The communities served by the city’s 24th and 25th police districts are some of the areas in the city most stricken by drug addiction and violence.
Last year, according to figures from the city’s Office of Addiction Services, a division of the city’s Department of Behavioral Health and Intellectual disAbility Services (DBHIDS), these districts accounted for the highest ratio of shootings of any neighborhoods in the city, the highest rate of death with drugs present — two-thirds higher than any comparable areas citywide — and a rate of arrests for drug sales more than three and a half times higher than the citywide average.

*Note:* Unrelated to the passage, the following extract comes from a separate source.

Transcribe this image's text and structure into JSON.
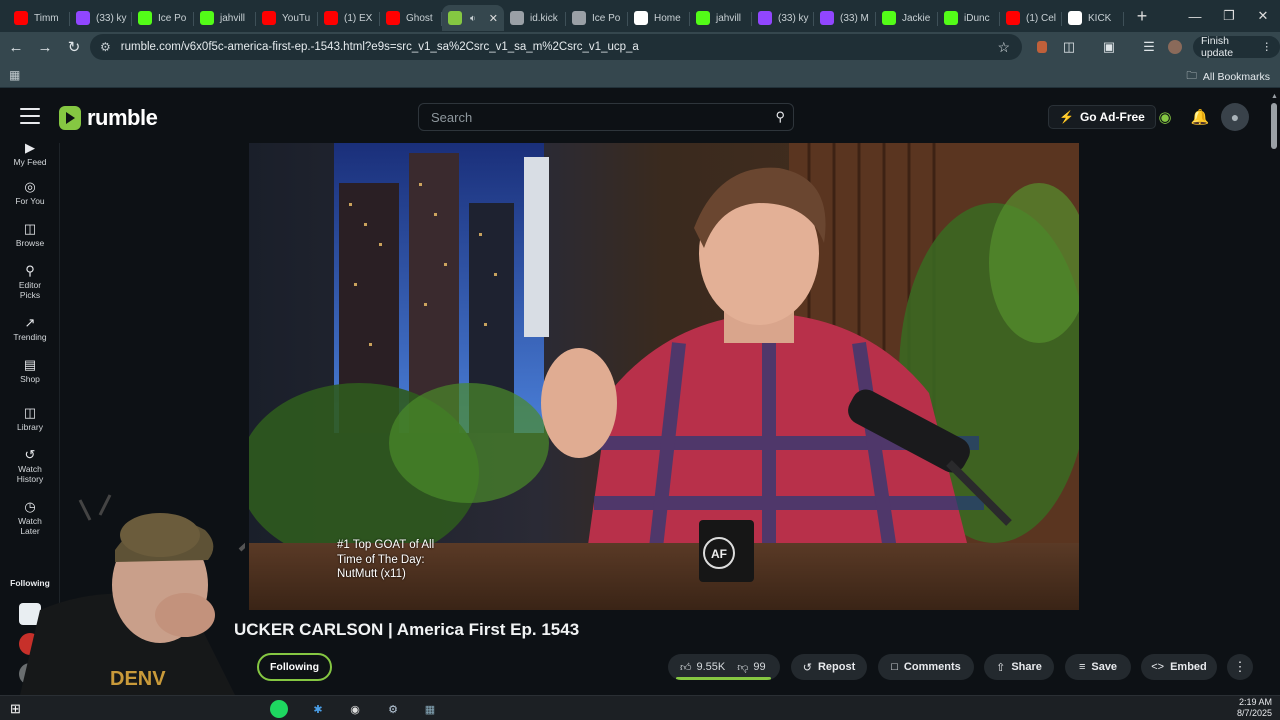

Until now, to combat these issues, a number of local organizations have worked on their own to heal the community in a number of ways — be it through health-care, education, violence prevention or behavioral health services.
But, last week, thanks to a grant through the city’s Department of Behavioral Health, service groups that work within these police districts secured $240,000 to create a coalition that could help coordinate the efforts and improve services.
“The intent is to address the issues facing the areas,” said Alexis Brown, executive director of Kensington’s Community Woman’s Education Project, one of the member groups of the newly formed coalition.
Called “Our Communities Connect,” the coalition currently includes Brown’s organization as well as Aria Health, Best Behavioral Healthcare CADEkids — which stands for Changing Attitudes, Decisions and Environments for kids, and works with children in public schools to avoid conflict and drug abuse — and Providence Center.
During a community summit held Friday, May 6, at CWEP’s offices at 2801 Frankford Ave., Brown led discussions with representatives from a wide array of service and community organizations in order to find new member groups and work out the best ways for the new coalition to support the community.
“We need to work together,” she said, noting that the economy has been hard on residents and non-profits alike.
In order to continue to provide services, and to do it in an effective — and reasonably affordable manner — separate organizations, she said, need to form new bonds.
“The need is on the rise,” she said. “We need to maximize our energies … We all are facing budget cuts. But, most of the time, individuals need multiple services. We need to work together.”
Think of it as the city’s 311 system, she said, only on a smaller level.
Instead of helping residents navigate the services of City Hall, OCC hopes to help residents in the 24th and 25th police districts who need health services, drug addiction counseling, behavioral health services and many other forms of care to find the help they need by connecting the providers in a way that hadn’t been done previously.
OCC focuses only on areas patrolled by the two police districts, which includes areas of Feltonville, Fern Rock, Logan, Frankford, Juniata Park, parts of North Philadelphia east of Broad Street, Kensington, Port Richmond, Tioga, Hunting Park and Nicetown.
“We are trying to home in on what’s here and what’s needed,” Brown said.
For example, CADEkids executive director, Dianne Reed, said her program works in classrooms to help students — the program works with 15 schools throughout the city, including Kensington CAPA — to raise test scores by providing students with personal behavioral attention.
Often, children in the targeted police districts are burdened by issues outside of the classroom that can distract them and affect their ability in school, said Reed.
“We have a lot of kids who are dealing with grief and they bring that to the classroom,” she said. “When we ask kids if they have ever heard gunshots, everyone in the room will raise their hand and say yes.”
Kameelah Mu’Min, assistant manager for the community based services development unit of the DBHIDS, said that Our Communities Connect is only one of the coalitions the department hopes to help fund throughout Philadelphia.
The department saw a similar program created recently in South Philly and is still working to establish more.
“At this point, community involvement isn’t just important, it’s essential,” she said.
Mu’Min said that member organizations need these connections because often they are working hard to provide a service and it can be taxing for each to seek out help from other organizations in order to provide people with additional services.
Often, she said, locals need more help than one organization can provide, be it overcoming drug addiction or dealing with a mental health issue.
Residents need “wellness and healing” as well, Mu’Min said.
“We know there are providers working in these areas, but, we needed to find a way to provide the funds so that we could pull them all together,” said Mu’Min. “We want these groups to connect.”
Brown said Our Communities Connect is still young, but grant funding will help support the program for a little over two years, allowing the groups the time to work hand in hand and find solutions to some of the biggest problems facing these communities.
For more information, visit Our Communities Connect’s website at www.ourcommunitiesconnect.com.
Reporter Hayden Mitman can be reached at 215-354-3124 or email@example.com